The Wild Cards
Colt Anderson (5-10, 194, 28 yrs old) Anderson spent the past four years as Philadelphia’s own version of Sergio Brown. He totaled 11 tackles, a pass defensed, and 1 forced fumble last season, spending most of his time on special teams last year.
Anderson played 38 defensive snaps, earning a -2.1 overall PFF grade, with 1 defensive tackle, 1 QB hurry, 4 missed tackles, and 0 stops. He covered two passes, knocking down the one. However, like with Brown, it’s difficult to quantify his Special Teams contributions.
Anderson isn’t sitting atop anyone’s list of potential starters this year, but he has a good chance of replacing whichever safety earns the starting job on punt and kick coverage units.
David Sims ( 5-10, 207, 27 yrs old) The former Butte Community College running back and Iowa State safety is entering just his second season in the NFL after mostly bouncing around the league’s practice squads and the occasional active roster since 2011.
According to their pre-draft measurables, Sims is somewhat similar to Delano Howell. Both have deceptive upper body strength (26 and 21 225-pound bench reps respectively), good quickness and athleticism, and both can jump (36.5” and 38.5” verticals respectively), though Sims may have a little more top end speed (4.50 vs 4.61-second 40-yar dash times).
Sims’s NFL dreams are still alive after just one full season in the league (2012 with the Eagles), but with the top three safeties all likely to make the team, he’ll be in a four-way fight for either one or two roster spots. It’s an uphill battle, but Sims is no stranger to it.
Dewey McDonald (6-0, 220, 24 yrs old) McDonald signed as an undrafted rookie on May 12th. He had 89 tackles, 3 picks (all touchdowns according to his profile on Colts.com), 6 tackles for a loss, and 8 passes defensed last year at California University of Pennsylvania (almost as good of a name as Indiana of Pennsylvania).

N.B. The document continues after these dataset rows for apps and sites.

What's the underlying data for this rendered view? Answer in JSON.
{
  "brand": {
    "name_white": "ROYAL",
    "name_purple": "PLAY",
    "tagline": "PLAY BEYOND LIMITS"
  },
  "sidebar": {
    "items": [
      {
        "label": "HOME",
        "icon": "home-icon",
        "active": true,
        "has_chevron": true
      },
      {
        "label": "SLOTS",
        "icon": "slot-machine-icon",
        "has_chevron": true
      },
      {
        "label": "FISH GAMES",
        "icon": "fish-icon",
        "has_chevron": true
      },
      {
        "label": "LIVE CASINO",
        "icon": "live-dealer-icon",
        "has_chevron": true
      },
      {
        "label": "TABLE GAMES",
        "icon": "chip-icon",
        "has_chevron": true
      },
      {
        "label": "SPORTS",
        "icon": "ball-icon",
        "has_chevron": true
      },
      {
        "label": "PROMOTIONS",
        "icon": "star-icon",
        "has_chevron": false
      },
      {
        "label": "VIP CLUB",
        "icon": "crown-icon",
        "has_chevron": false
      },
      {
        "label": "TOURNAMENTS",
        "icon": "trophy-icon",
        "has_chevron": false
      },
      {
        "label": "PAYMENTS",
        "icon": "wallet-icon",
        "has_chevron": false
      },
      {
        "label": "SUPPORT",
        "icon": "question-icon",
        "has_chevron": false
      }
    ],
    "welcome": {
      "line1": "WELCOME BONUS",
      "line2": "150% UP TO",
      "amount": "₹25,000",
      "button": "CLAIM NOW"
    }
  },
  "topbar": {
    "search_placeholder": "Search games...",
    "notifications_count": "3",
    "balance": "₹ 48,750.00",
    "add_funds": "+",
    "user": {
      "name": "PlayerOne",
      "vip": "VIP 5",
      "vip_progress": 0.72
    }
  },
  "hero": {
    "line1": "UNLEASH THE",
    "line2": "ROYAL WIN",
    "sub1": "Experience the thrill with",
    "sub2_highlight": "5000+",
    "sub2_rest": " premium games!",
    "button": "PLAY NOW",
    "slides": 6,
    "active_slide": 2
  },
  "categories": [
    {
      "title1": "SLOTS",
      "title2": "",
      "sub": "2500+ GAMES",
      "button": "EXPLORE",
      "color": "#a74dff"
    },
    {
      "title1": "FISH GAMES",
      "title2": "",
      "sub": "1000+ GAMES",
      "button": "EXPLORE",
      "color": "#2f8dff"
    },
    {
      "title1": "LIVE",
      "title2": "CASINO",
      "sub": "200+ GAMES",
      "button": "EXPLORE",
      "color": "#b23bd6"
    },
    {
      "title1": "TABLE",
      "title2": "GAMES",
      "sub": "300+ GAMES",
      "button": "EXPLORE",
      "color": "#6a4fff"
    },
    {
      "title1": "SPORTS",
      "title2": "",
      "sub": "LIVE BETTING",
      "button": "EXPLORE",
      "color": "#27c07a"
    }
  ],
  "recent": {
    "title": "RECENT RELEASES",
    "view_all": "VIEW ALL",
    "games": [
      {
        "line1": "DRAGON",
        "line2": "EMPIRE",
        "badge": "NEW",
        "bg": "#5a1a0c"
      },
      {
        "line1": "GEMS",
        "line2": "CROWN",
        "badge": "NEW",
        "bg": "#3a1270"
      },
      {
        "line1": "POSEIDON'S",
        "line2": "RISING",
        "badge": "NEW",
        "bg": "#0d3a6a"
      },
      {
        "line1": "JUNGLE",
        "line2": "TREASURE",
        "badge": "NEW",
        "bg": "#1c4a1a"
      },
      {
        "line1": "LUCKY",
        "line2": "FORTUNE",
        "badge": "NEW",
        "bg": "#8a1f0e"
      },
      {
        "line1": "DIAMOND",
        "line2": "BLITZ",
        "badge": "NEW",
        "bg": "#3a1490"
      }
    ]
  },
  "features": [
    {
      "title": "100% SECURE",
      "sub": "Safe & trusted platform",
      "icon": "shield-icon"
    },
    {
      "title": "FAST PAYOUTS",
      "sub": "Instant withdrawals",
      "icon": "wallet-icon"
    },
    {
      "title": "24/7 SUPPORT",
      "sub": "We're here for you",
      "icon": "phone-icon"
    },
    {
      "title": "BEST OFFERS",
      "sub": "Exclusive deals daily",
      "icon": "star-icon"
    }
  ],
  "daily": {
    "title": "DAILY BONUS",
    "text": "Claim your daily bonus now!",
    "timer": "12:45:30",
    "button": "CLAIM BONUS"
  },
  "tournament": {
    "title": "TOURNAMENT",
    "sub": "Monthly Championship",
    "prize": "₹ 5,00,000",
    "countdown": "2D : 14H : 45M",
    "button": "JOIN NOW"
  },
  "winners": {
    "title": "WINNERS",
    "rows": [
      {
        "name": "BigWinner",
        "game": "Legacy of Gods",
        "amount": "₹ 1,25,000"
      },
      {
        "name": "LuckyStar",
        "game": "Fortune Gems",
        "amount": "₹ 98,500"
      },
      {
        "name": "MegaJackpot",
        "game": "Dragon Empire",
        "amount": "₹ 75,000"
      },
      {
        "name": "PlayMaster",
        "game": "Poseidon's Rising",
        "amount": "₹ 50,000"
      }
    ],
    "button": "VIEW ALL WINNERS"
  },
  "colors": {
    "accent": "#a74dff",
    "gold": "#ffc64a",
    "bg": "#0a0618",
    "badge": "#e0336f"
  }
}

Beyond that, we know his 2014 pre-draft workout numbers: 4.50 40, 6.99-second 3-cone drill, 23 bench reps, and a 34.5” vertical.
McDonald has nice size and top speed, but as an undrafted rookie, he isn’t likely in the running for the starting job unless he just spectacularly outplays everyone during Training Camp and the Preseason. He would be a marvelous find if that happened, but most likely, McDonald is fighting for that last safety spot and will be looking to make a statement early and often to make the team.
(Warning: shameless, semi-random prognostication, the likes of which isn’t likely to hold water before September)
With the one entrenched starter, there are two – possibly three – players battling it out for the other starting position. The main two, Brown and Howell, look like locks to make the roster, barring unforeseen injuries or precipitous drop offs in play.
After that, there will be either one or two more slots available, depending if the Colts keep four safeties, as they did last year, or five, as they did for most of 2012. If the coaches want an experienced player as an insurance policy, Adams looks like the man for the fourth spot, followed by Anderson.
However, if the team chooses to go the developmental route with their backups, the chances for Sims and McDonald rise significantly. They’ll have to show some serious potential to knock off the vets, though.
My prediction: Landry and Howell start, Brown becomes the top backup, and for the fourth spot… I’m going with Adams, unless one of the young guys looks really solid in camp. They could still decide to keep that fifth safety, especially if cornerback depth doesn’t look very strong. Either way, we should see a great positional battle in the coming months.
If you’ve read this far, then this whole training camp thing must not be boring you to tears. You might even be a little like me and actually…like it, in which case, you might as well add your predictions in the comments.